CS: We like the idea of having a hero that was heroic but at the same time quite goofy. Dan has become a kind of undead Dirk the Daring!

Tell us a bit about the storyline

CS: The core storyline is classic good vs. evil, but with a fair few twists along the way...    As mentioned, Sir Dan starts the game dead, but is reanimated as a side effect of the evil magic that his arch nemesis, the sorcerer Zarok is using to spawn a skeleton army. Caught up in Zarok's evil scheme, Dan has little choice but to pursue Zarok, fighting his henchmen, and negotiating the hazards that the sorcerer has left behind him. Inevitably Dan's quest leads him towards Zarok's fortress and ultimately into a direct confrontation with the wizard.

Are there plans for hidden options / cheats in Medievil?

JW: Oh yeah - loads!

CS: I can't talk about the secret features - they're secret.

How many end bosses are in the game? How are they different from other platform game bosses?
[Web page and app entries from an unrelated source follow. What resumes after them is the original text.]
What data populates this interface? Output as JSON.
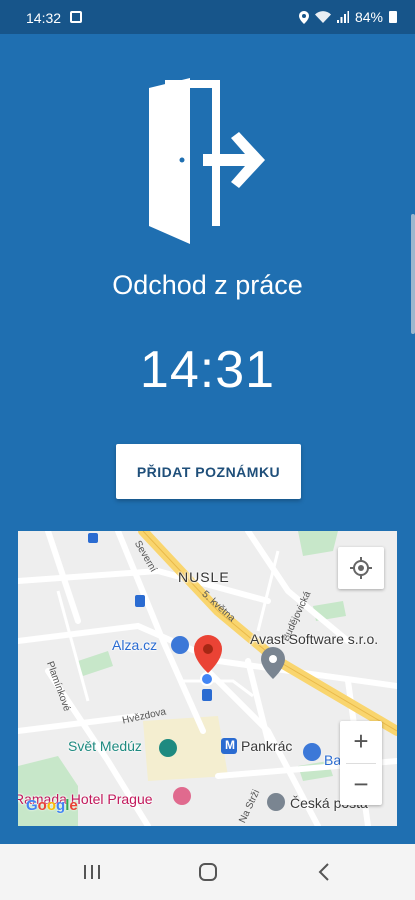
{
  "status_bar": {
    "time": "14:32",
    "battery": "84%",
    "icons": [
      "notification-icon",
      "location-icon",
      "wifi-icon",
      "signal-icon",
      "battery-icon"
    ]
  },
  "screen": {
    "icon": "exit-door-icon",
    "title": "Odchod z práce",
    "time": "14:31",
    "note_button_label": "PŘIDAT POZNÁMKU"
  },
  "map": {
    "area_label": "NUSLE",
    "places": {
      "alza": "Alza.cz",
      "avast": "Avast Software s.r.o.",
      "svet_meduz": "Svět Medúz",
      "pankrac": "Pankrác",
      "bauhaus": "Bauhaus",
      "hotel": "Ramada Hotel Prague",
      "ceska_posta": "Česká pošta",
      "metro": "M"
    },
    "streets": {
      "kvetna": "5. května",
      "sevcerna": "Severní",
      "plamenska": "Plamínkové",
      "hvezdova": "Hvězdova",
      "na_strzi": "Na Strži",
      "budejovicka": "Budějovická"
    },
    "zoom_in": "+",
    "zoom_out": "−",
    "attribution": "Google",
    "colors": {
      "road_major": "#F9D56E",
      "park": "#C7E7C9",
      "water": "#AADAFF",
      "marker": "#EA4335",
      "location_dot": "#4285F4"
    }
  },
  "nav": {
    "recent_icon": "recent-apps-icon",
    "home_icon": "home-icon",
    "back_icon": "back-icon"
  },
  "colors": {
    "background": "#1F6FB1",
    "status_bar": "#17558A",
    "button_text": "#1F4F7A"
  }
}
CS: There are guardians in the game, but we didn't set out to make Medievil the kind of game that relies too heavily on such characters - rather they appear only when appropriate to the main storyline. I think the characters we have are pretty unique - a huge demon made from stained glass and a giant be-tentacled pumpkin are just two that spring to mind.

How long did the CG sequences take to produce? How many animators are working on Medievil?

CS: We have had just one artist working on FMV, while three other artists handled the in-game graphics. Of these, one has worked as lead animator throughout while the other two have handled all character and world modelling and supplemental animations.

JR: I worked on the CG sequences. There are 2 intros, an outro, and 10 other individual small story telling segues, totalling 14 minutes.    These took a year and a half to make. There are a lot of scenes and a lot of editing took place to make the pacing punchier.

Medievil is due to be released shortly and we hope to bring you a full review in an upcoming issue